## [EXERCISE INSTRUCTIONS]
Each line of the entries below that includes "קערית" belongs in your answer.

(RECORD EXTRACTS)

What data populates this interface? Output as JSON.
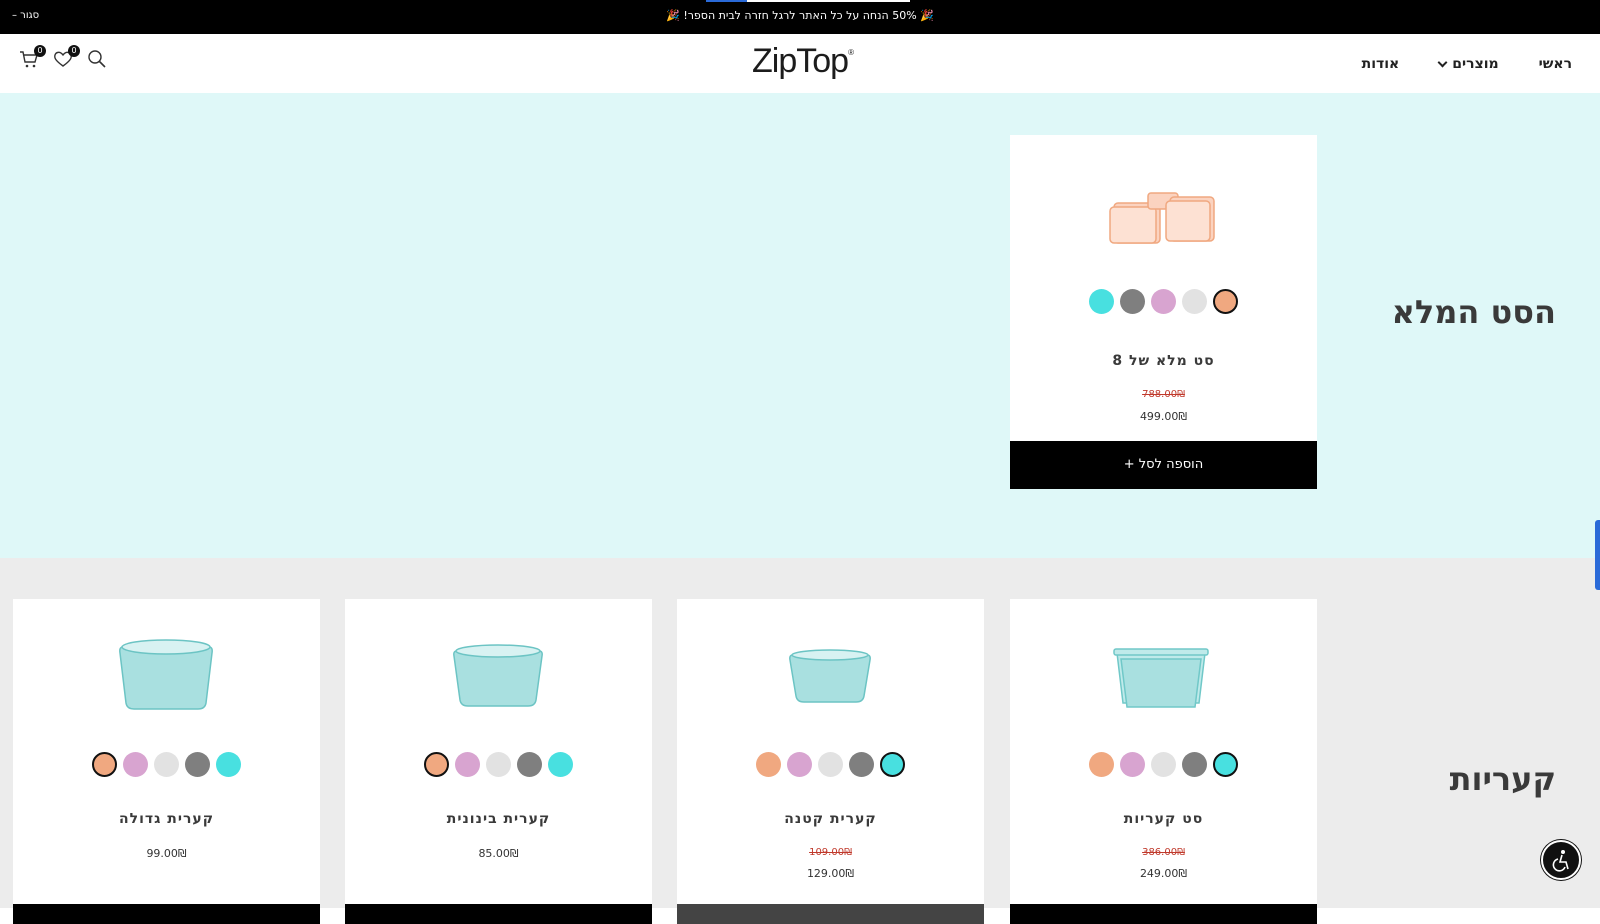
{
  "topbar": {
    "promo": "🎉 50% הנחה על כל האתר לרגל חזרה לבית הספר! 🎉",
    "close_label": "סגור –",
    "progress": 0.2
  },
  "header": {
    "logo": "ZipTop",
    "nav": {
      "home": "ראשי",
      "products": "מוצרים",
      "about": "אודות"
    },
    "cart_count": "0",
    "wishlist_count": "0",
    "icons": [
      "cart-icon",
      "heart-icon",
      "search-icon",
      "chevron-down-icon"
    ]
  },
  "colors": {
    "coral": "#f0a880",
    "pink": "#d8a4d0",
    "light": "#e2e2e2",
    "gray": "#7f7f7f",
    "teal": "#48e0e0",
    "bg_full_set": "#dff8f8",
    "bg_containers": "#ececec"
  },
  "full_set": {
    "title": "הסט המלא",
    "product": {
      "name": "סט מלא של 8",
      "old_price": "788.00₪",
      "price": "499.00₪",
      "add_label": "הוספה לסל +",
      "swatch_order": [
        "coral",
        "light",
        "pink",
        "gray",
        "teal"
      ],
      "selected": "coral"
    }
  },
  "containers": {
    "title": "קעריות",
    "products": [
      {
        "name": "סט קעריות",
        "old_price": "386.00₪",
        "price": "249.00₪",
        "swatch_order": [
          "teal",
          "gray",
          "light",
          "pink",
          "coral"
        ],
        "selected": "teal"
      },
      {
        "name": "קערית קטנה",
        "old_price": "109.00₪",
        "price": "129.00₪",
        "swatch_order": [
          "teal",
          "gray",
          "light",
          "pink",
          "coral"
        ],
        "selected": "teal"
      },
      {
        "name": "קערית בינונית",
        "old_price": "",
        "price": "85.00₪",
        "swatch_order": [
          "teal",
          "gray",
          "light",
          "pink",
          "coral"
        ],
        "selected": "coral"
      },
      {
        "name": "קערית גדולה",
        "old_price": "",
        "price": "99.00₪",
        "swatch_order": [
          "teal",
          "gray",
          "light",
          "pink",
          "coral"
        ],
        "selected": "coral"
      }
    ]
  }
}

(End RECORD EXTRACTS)

## [WORKED SOLUTION]
        "name": "קערית קטנה",
        "name": "קערית בינונית",
        "name": "קערית גדולה",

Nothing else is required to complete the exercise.